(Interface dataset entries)
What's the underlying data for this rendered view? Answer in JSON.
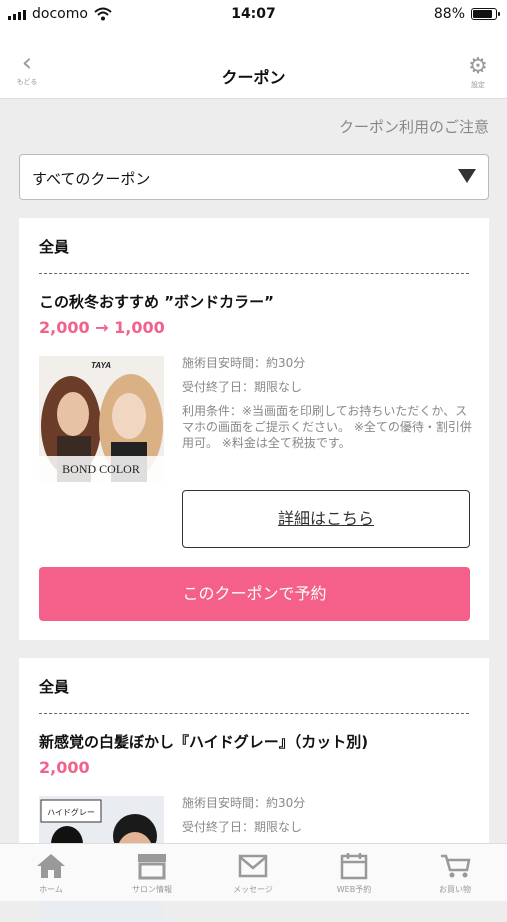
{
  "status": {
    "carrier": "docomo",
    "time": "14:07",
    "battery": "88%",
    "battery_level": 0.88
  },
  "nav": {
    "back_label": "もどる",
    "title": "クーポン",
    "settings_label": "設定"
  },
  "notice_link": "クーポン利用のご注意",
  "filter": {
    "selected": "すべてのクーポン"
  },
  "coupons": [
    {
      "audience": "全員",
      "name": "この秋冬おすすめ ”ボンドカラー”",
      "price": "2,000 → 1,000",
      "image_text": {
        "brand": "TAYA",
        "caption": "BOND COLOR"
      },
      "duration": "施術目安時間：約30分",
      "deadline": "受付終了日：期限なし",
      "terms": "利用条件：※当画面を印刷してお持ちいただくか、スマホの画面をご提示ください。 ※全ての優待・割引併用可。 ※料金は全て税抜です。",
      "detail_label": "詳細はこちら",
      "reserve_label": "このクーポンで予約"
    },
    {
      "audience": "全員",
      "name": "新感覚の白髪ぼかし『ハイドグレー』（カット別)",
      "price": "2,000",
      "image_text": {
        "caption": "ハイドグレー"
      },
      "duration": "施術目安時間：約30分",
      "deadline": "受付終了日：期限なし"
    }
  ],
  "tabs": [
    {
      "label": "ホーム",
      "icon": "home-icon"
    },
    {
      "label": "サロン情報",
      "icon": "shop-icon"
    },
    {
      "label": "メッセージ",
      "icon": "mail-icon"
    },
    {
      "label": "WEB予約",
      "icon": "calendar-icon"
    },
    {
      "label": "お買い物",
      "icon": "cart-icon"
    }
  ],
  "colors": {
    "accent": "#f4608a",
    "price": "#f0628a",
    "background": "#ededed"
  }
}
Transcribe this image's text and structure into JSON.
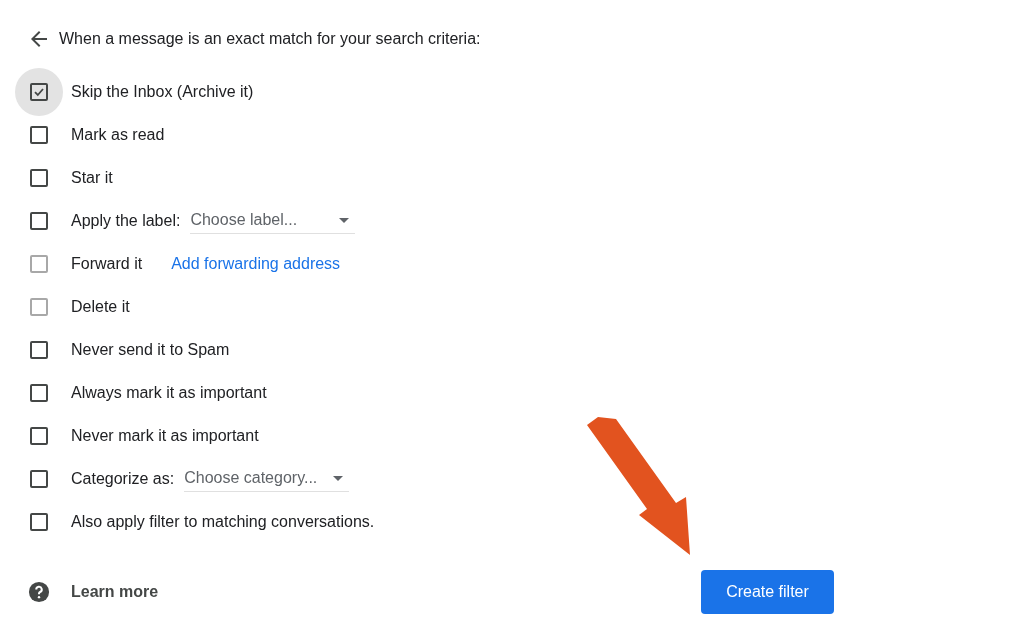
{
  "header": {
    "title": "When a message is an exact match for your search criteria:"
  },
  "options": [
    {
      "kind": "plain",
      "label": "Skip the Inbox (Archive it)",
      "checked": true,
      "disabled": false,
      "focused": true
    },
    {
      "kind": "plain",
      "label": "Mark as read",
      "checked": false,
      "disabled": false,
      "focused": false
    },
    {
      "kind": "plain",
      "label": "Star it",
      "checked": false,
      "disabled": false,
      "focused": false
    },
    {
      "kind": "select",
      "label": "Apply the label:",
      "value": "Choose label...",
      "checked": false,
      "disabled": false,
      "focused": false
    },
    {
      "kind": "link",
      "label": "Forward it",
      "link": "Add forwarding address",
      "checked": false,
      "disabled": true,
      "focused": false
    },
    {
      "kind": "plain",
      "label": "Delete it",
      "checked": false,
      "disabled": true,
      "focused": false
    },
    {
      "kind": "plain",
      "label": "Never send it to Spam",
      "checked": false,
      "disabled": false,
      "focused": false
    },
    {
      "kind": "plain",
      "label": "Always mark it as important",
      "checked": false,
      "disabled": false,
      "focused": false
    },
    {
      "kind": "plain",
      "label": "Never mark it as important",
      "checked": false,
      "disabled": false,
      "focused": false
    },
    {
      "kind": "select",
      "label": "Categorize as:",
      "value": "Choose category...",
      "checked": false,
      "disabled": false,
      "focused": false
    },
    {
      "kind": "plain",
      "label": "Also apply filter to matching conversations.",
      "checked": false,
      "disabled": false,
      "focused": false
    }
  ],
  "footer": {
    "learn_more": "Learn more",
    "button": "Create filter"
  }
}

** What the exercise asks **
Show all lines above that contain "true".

** Answer space **
      "checked": true,
      "focused": true
      "disabled": true,
      "disabled": true,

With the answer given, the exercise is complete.